TASK INSTRUCTIONS: Scan the lines below for the word "title". Copy each line you find it in.

INFORMATION PROVIDED:
►

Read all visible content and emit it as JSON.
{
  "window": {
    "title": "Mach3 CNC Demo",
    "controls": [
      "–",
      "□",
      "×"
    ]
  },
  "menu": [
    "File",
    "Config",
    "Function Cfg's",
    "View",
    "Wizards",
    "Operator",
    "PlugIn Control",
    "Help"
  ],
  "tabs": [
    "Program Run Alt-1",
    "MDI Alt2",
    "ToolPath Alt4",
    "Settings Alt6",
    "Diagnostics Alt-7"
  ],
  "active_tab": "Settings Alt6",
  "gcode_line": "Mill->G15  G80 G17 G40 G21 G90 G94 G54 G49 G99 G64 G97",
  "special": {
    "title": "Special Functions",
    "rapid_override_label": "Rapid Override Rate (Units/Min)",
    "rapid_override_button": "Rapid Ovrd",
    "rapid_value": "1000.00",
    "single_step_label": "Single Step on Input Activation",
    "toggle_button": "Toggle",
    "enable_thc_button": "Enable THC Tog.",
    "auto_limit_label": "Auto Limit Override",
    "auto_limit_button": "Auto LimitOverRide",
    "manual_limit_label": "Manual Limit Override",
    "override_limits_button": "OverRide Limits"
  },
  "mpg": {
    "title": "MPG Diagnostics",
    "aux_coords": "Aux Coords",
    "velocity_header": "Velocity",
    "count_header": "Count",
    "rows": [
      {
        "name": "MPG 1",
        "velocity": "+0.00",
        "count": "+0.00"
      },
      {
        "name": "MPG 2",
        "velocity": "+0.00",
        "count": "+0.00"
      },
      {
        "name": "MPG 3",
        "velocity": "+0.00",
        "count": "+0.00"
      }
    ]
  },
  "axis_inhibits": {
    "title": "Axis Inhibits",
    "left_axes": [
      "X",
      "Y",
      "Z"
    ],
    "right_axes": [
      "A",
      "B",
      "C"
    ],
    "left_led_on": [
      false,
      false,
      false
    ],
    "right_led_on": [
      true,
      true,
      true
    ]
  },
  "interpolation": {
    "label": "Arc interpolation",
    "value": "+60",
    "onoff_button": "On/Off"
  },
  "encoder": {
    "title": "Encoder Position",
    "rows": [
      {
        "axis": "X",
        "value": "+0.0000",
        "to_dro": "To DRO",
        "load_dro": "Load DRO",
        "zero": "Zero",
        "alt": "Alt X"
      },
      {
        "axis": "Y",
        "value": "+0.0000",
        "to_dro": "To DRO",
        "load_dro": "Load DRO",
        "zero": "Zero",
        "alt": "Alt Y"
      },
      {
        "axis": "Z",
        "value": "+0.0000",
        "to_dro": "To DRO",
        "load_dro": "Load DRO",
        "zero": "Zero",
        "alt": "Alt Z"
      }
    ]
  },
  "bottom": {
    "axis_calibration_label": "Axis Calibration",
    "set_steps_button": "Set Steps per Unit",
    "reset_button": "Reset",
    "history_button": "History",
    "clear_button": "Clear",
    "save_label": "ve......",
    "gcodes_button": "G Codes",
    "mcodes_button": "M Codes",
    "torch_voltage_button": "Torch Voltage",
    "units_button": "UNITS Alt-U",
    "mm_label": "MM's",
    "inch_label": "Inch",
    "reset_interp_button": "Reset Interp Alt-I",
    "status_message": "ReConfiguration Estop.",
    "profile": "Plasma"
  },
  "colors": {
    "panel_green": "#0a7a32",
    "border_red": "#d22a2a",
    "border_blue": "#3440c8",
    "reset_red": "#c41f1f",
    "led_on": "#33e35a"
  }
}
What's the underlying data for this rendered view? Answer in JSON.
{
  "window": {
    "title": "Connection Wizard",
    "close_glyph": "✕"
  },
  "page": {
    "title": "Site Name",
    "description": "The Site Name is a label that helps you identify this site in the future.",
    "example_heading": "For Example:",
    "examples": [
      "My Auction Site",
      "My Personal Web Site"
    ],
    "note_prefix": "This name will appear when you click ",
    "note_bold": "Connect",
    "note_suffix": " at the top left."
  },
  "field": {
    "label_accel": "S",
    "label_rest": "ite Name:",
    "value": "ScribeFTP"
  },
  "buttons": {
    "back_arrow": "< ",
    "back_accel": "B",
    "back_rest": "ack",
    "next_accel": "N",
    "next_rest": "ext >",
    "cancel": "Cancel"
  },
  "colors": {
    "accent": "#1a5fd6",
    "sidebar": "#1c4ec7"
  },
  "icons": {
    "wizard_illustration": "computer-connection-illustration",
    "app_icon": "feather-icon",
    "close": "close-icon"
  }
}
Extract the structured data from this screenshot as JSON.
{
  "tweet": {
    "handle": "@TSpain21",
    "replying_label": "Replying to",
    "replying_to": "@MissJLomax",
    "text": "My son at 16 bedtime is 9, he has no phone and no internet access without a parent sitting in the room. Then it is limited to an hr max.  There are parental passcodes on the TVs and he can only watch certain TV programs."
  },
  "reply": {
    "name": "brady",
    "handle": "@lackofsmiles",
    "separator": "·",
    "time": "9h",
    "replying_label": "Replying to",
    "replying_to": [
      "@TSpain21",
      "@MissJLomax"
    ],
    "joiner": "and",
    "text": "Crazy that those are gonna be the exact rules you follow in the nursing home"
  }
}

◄

TASK OUTPUT:
    "title": "Mach3 CNC Demo",
    "title": "Special Functions",
    "title": "MPG Diagnostics",
    "title": "Axis Inhibits",
    "title": "Encoder Position",
    "title": "Connection Wizard",
    "title": "Site Name",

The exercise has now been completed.